Complementing the books, many booklets have been published over the years. Usually self-published by the Krishnamurti Foundations, these are an accessible way into the teachings through a subject of interest. Some were published in Braille. Our most recent booklet, Nobody Can Teach About Yourself, is available to download for free here.
In addition to public talks to audiences worldwide, Krishnamurti was invited to give radio talks, where he reached the wider public for the first time. Several television broadcasts included The Real Revolution series (1966) and a primetime BBC interview by Bernard Levin in 1981. Film releases include The Challenge of Change (1984).
From the early 1960s, Krishnamurti allowed his talks to be recorded on audiotape. (One series previously, Ojai 1949, had been recorded on wire.) Audio reels of these recordings were produced for sale for the first time.
Some of the recordings were remastered as phonograph records in the late 1960s and early 70s. Produced by the Krishnamurti Foundations, these were a convenient way to listen to Krishnamurti at home (even if one did have to change sides halfway through a talk!)

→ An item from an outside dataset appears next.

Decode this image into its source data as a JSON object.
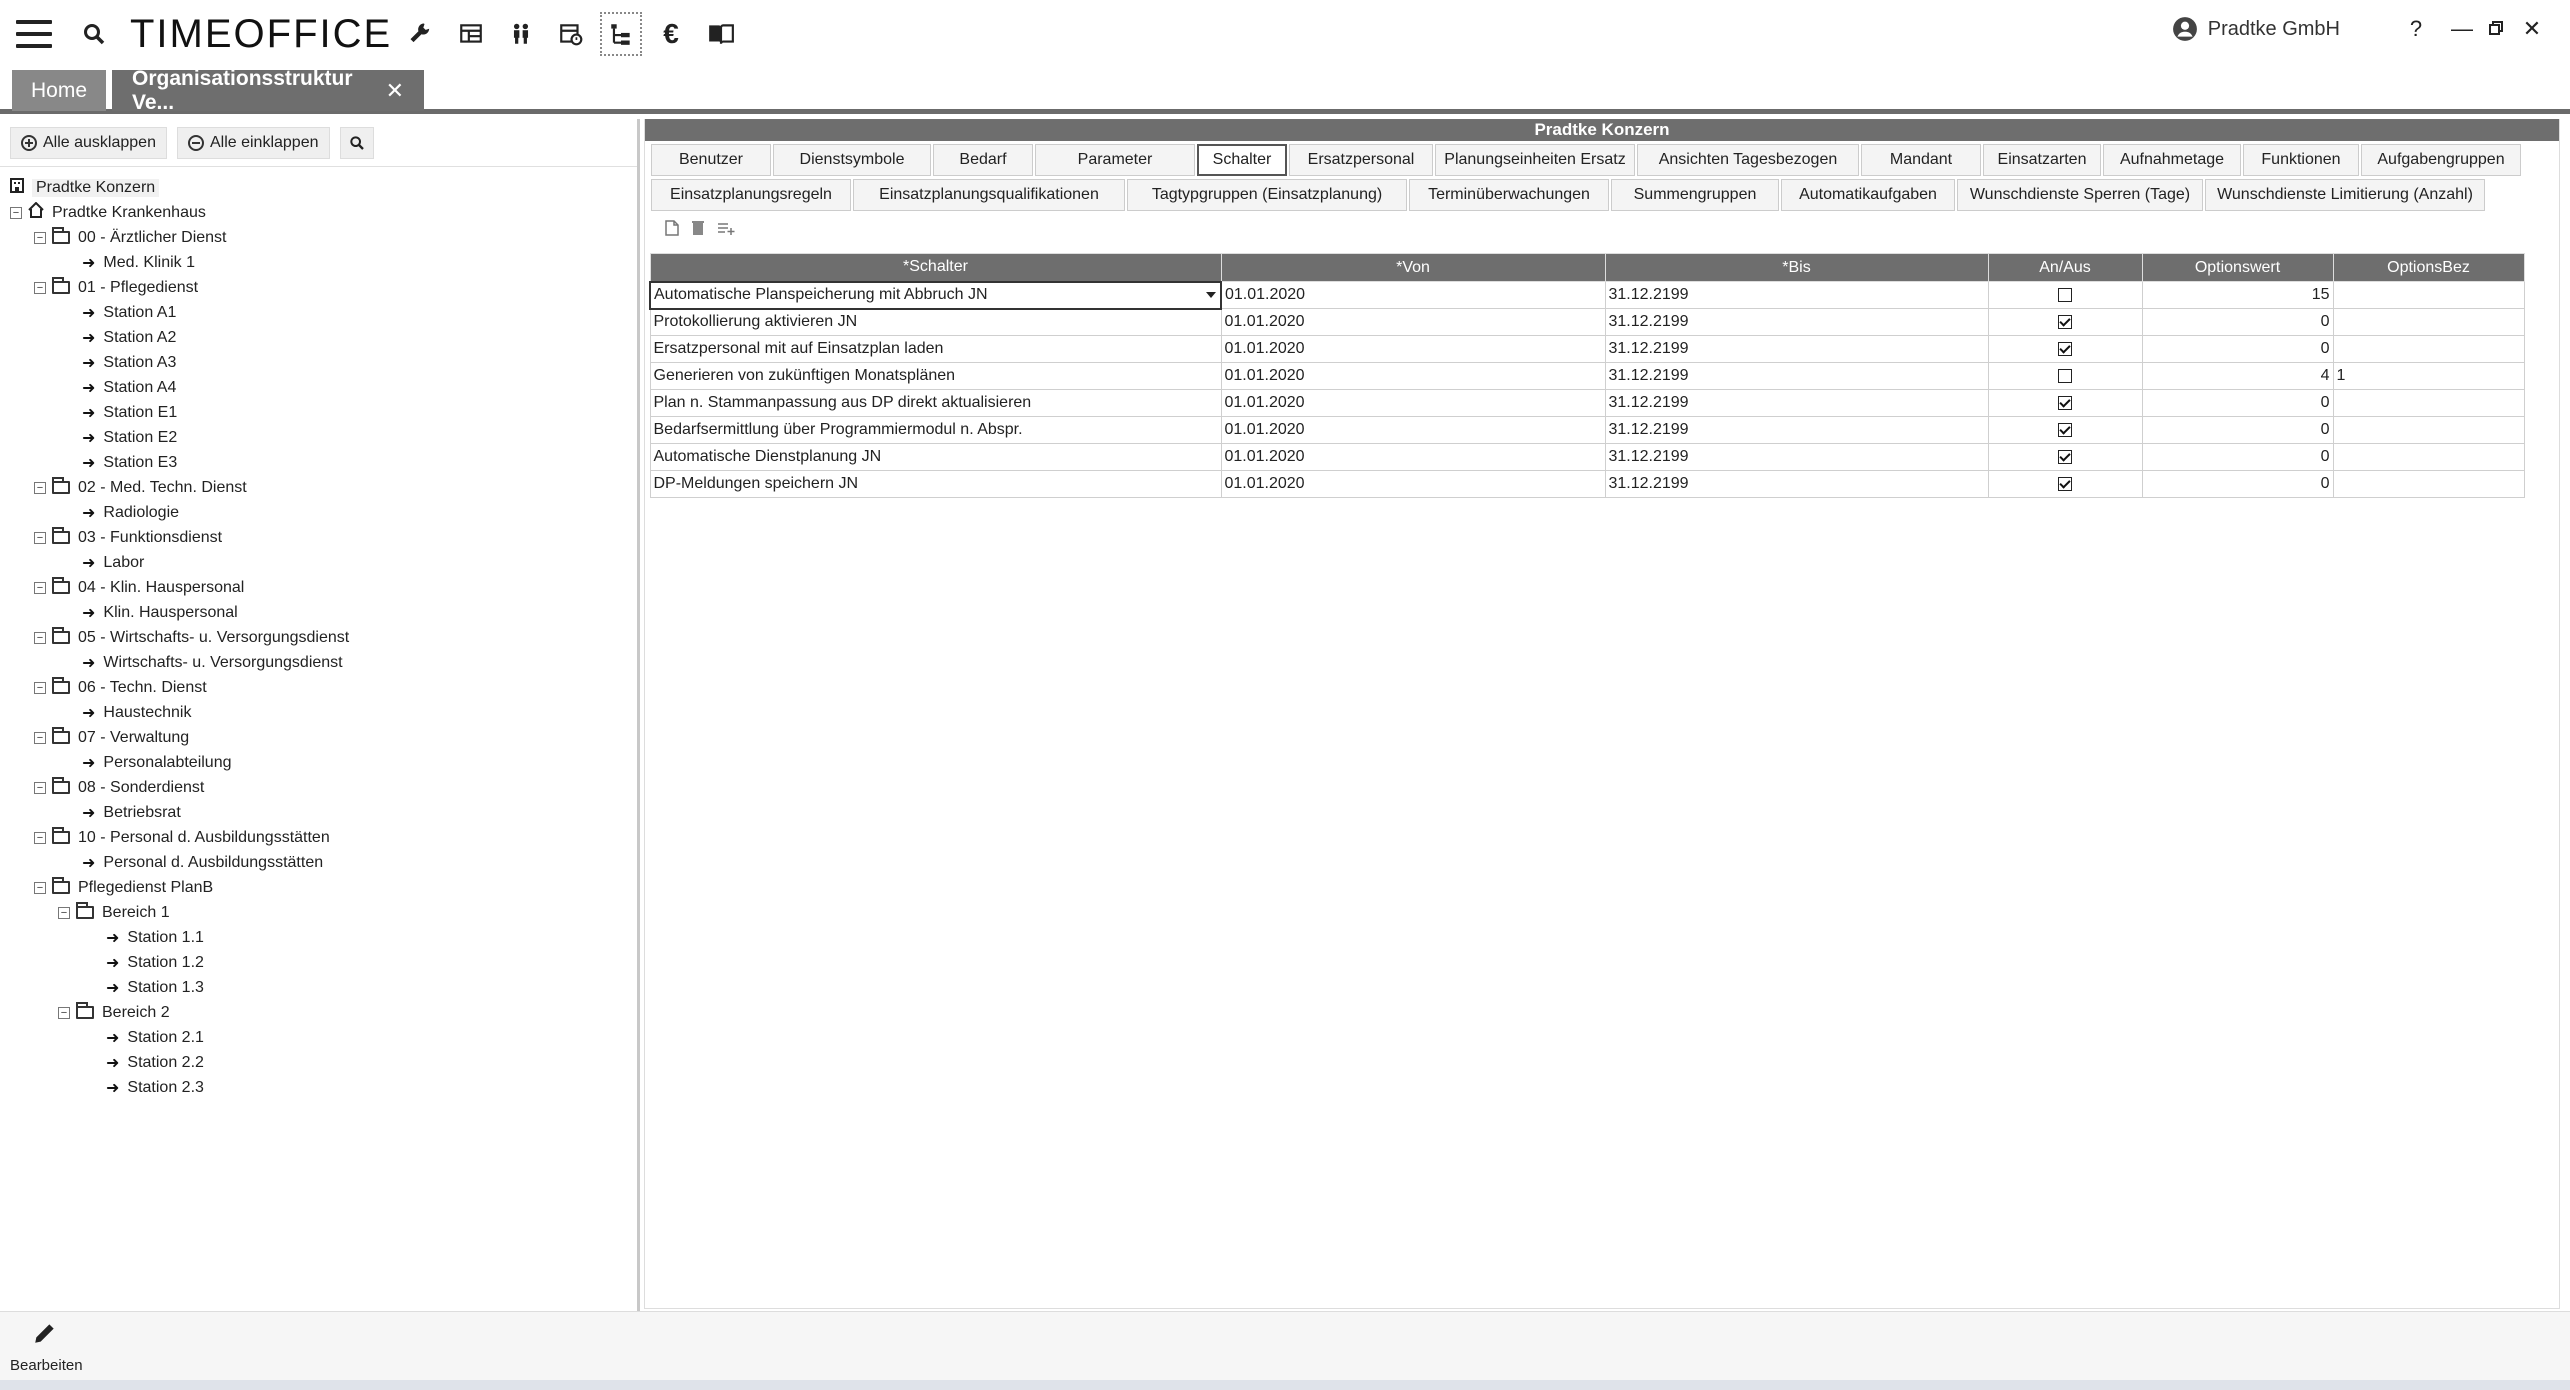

Even more convenient was the advent of the compact cassette, which could be played at home, in the car and, by the early 80s, on personal stereos. These audio tapes were able to be quickly produced after a public talk and made available for sale the very next day.
VHS was replaced by DVD in the early 2000s. These discs were easily replicated at the Foundation, and various cover images were used to increase their appeal. DVD remained the dominant release format until the advent of internet video.
The growth of the internet and faster connections allowed more and more Krishnamurti material to be put online. This started as a searchable text collection (an expansion of The Krishnamurti Text Collection CD-ROM) and later included audio and video content. Please see jkrishnamurti.org.
Our Free to the World initiative in 2016 made Krishnamurti’s videos available on YouTube free of charge. This collection of talks, discussions, conversations and seminars was later supplemented by audio recordings and a wide selection of shorter extracts around a question or theme.
In the 2010s and 20s, social media grew exponentially. KFT has utilised these accessible and widely used platforms to bring Krishnamurti’s teachings to ever wider audiences, especially among younger generations. Daily posts include short and longer quotes, as well as video clips.